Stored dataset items
Segment Open

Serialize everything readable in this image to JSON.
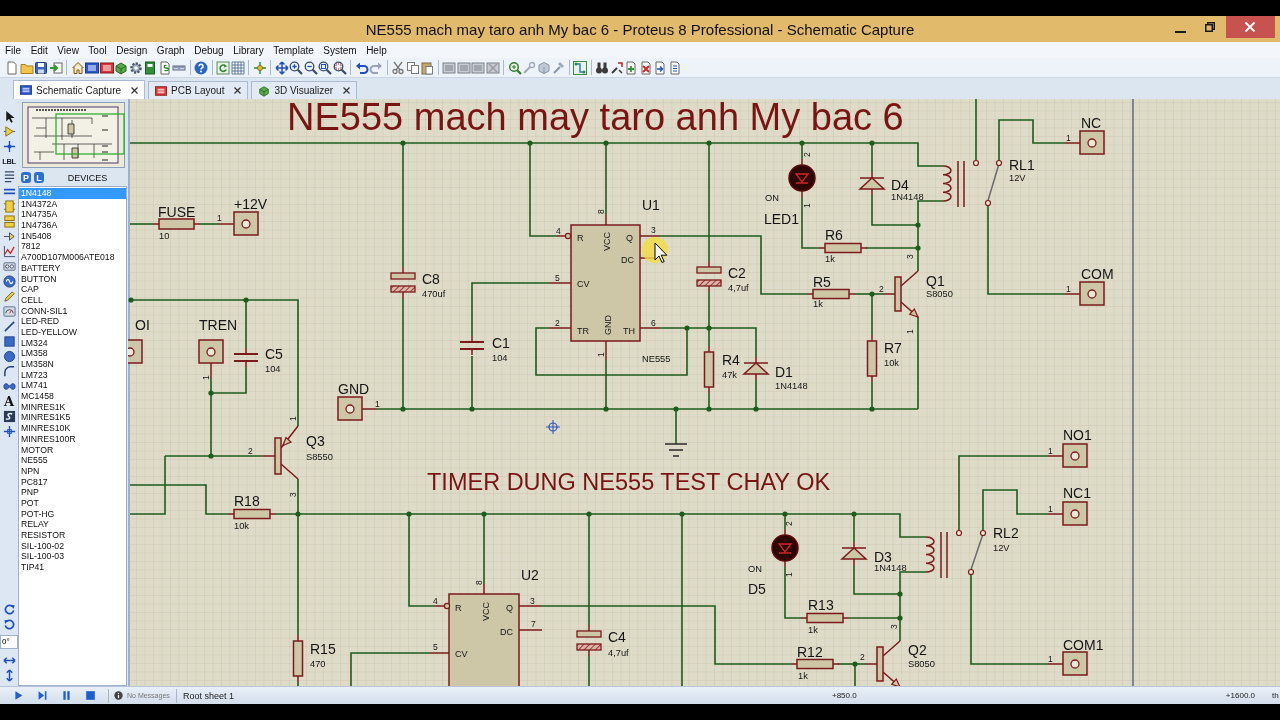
{
  "window": {
    "title": "NE555 mach may taro anh My bac 6 - Proteus 8 Professional - Schematic Capture"
  },
  "menu": [
    "File",
    "Edit",
    "View",
    "Tool",
    "Design",
    "Graph",
    "Debug",
    "Library",
    "Template",
    "System",
    "Help"
  ],
  "tabs": [
    {
      "label": "Schematic Capture",
      "selected": true
    },
    {
      "label": "PCB Layout",
      "selected": false
    },
    {
      "label": "3D Visualizer",
      "selected": false
    }
  ],
  "mode_toolbar": {
    "label_tool": "LBL",
    "text_tool": "A",
    "rotation": "0°"
  },
  "device_selector": {
    "buttons": [
      "P",
      "L"
    ],
    "title": "DEVICES",
    "items": [
      {
        "label": "1N4148",
        "selected": true
      },
      {
        "label": "1N4372A",
        "selected": false
      },
      {
        "label": "1N4735A",
        "selected": false
      },
      {
        "label": "1N4736A",
        "selected": false
      },
      {
        "label": "1N5408",
        "selected": false
      },
      {
        "label": "7812",
        "selected": false
      },
      {
        "label": "A700D107M006ATE018",
        "selected": false
      },
      {
        "label": "BATTERY",
        "selected": false
      },
      {
        "label": "BUTTON",
        "selected": false
      },
      {
        "label": "CAP",
        "selected": false
      },
      {
        "label": "CELL",
        "selected": false
      },
      {
        "label": "CONN-SIL1",
        "selected": false
      },
      {
        "label": "LED-RED",
        "selected": false
      },
      {
        "label": "LED-YELLOW",
        "selected": false
      },
      {
        "label": "LM324",
        "selected": false
      },
      {
        "label": "LM358",
        "selected": false
      },
      {
        "label": "LM358N",
        "selected": false
      },
      {
        "label": "LM723",
        "selected": false
      },
      {
        "label": "LM741",
        "selected": false
      },
      {
        "label": "MC1458",
        "selected": false
      },
      {
        "label": "MINRES1K",
        "selected": false
      },
      {
        "label": "MINRES1K5",
        "selected": false
      },
      {
        "label": "MINRES10K",
        "selected": false
      },
      {
        "label": "MINRES100R",
        "selected": false
      },
      {
        "label": "MOTOR",
        "selected": false
      },
      {
        "label": "NE555",
        "selected": false
      },
      {
        "label": "NPN",
        "selected": false
      },
      {
        "label": "PC817",
        "selected": false
      },
      {
        "label": "PNP",
        "selected": false
      },
      {
        "label": "POT",
        "selected": false
      },
      {
        "label": "POT-HG",
        "selected": false
      },
      {
        "label": "RELAY",
        "selected": false
      },
      {
        "label": "RESISTOR",
        "selected": false
      },
      {
        "label": "SIL-100-02",
        "selected": false
      },
      {
        "label": "SIL-100-03",
        "selected": false
      },
      {
        "label": "TIP41",
        "selected": false
      }
    ]
  },
  "schematic": {
    "title": "NE555 mach may taro anh My bac 6",
    "caption": "TIMER DUNG NE555 TEST CHAY OK",
    "components": [
      {
        "kind": "fuse",
        "ref": "FUSE",
        "value": "10"
      },
      {
        "kind": "terminal",
        "ref": "+12V",
        "pins": [
          "1"
        ]
      },
      {
        "kind": "electrolytic",
        "ref": "C8",
        "value": "470uf"
      },
      {
        "kind": "timer",
        "ref": "U1",
        "value": "NE555",
        "pins": [
          {
            "number": "4",
            "name": "R"
          },
          {
            "number": "8",
            "name": "VCC"
          },
          {
            "number": "3",
            "name": "Q"
          },
          {
            "name": "DC"
          },
          {
            "number": "5",
            "name": "CV"
          },
          {
            "number": "2",
            "name": "TR"
          },
          {
            "number": "1",
            "name": "GND"
          },
          {
            "number": "6",
            "name": "TH"
          }
        ]
      },
      {
        "kind": "led",
        "ref": "LED1",
        "value": "ON",
        "pins": [
          "2",
          "1"
        ]
      },
      {
        "kind": "diode",
        "ref": "D4",
        "value": "1N4148"
      },
      {
        "kind": "relay",
        "ref": "RL1",
        "value": "12V"
      },
      {
        "kind": "terminal",
        "ref": "NC",
        "pins": [
          "1"
        ]
      },
      {
        "kind": "resistor",
        "ref": "R6",
        "value": "1k"
      },
      {
        "kind": "electrolytic",
        "ref": "C2",
        "value": "4,7uf"
      },
      {
        "kind": "resistor",
        "ref": "R5",
        "value": "1k"
      },
      {
        "kind": "npn",
        "ref": "Q1",
        "value": "S8050",
        "pins": [
          "2",
          "3",
          "1"
        ]
      },
      {
        "kind": "terminal",
        "ref": "COM",
        "pins": [
          "1"
        ]
      },
      {
        "kind": "terminal",
        "ref": "OI"
      },
      {
        "kind": "terminal",
        "ref": "TREN",
        "pins": [
          "1"
        ]
      },
      {
        "kind": "capacitor",
        "ref": "C5",
        "value": "104"
      },
      {
        "kind": "capacitor",
        "ref": "C1",
        "value": "104"
      },
      {
        "kind": "resistor",
        "ref": "R4",
        "value": "47k"
      },
      {
        "kind": "diode",
        "ref": "D1",
        "value": "1N4148"
      },
      {
        "kind": "resistor",
        "ref": "R7",
        "value": "10k"
      },
      {
        "kind": "terminal",
        "ref": "GND",
        "pins": [
          "1"
        ]
      },
      {
        "kind": "ground"
      },
      {
        "kind": "pnp",
        "ref": "Q3",
        "value": "S8550",
        "pins": [
          "2",
          "3",
          "1"
        ]
      },
      {
        "kind": "terminal",
        "ref": "NO1",
        "pins": [
          "1"
        ]
      },
      {
        "kind": "resistor",
        "ref": "R18",
        "value": "10k"
      },
      {
        "kind": "terminal",
        "ref": "NC1",
        "pins": [
          "1"
        ]
      },
      {
        "kind": "led",
        "ref": "D5",
        "value": "ON",
        "pins": [
          "2",
          "1"
        ]
      },
      {
        "kind": "diode",
        "ref": "D3",
        "value": "1N4148"
      },
      {
        "kind": "relay",
        "ref": "RL2",
        "value": "12V"
      },
      {
        "kind": "timer",
        "ref": "U2",
        "pins": [
          {
            "number": "4",
            "name": "R"
          },
          {
            "number": "8",
            "name": "VCC"
          },
          {
            "number": "3",
            "name": "Q"
          },
          {
            "number": "7",
            "name": "DC"
          },
          {
            "number": "5",
            "name": "CV"
          }
        ]
      },
      {
        "kind": "electrolytic",
        "ref": "C4",
        "value": "4,7uf"
      },
      {
        "kind": "resistor",
        "ref": "R13",
        "value": "1k"
      },
      {
        "kind": "resistor",
        "ref": "R15",
        "value": "470"
      },
      {
        "kind": "resistor",
        "ref": "R12",
        "value": "1k"
      },
      {
        "kind": "npn",
        "ref": "Q2",
        "value": "S8050",
        "pins": [
          "2",
          "3"
        ]
      },
      {
        "kind": "terminal",
        "ref": "COM1",
        "pins": [
          "1"
        ]
      }
    ]
  },
  "status_bar": {
    "messages": "No Messages",
    "sheet": "Root sheet 1",
    "x": "+850.0",
    "y": "+1600.0",
    "unit": "th"
  }
}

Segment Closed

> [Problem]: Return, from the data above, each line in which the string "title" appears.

> [The completed task]:
    "title": "NE555 mach may taro anh My bac 6 - Proteus 8 Professional - Schematic Capture"
    "title": "DEVICES",
    "title": "NE555 mach may taro anh My bac 6",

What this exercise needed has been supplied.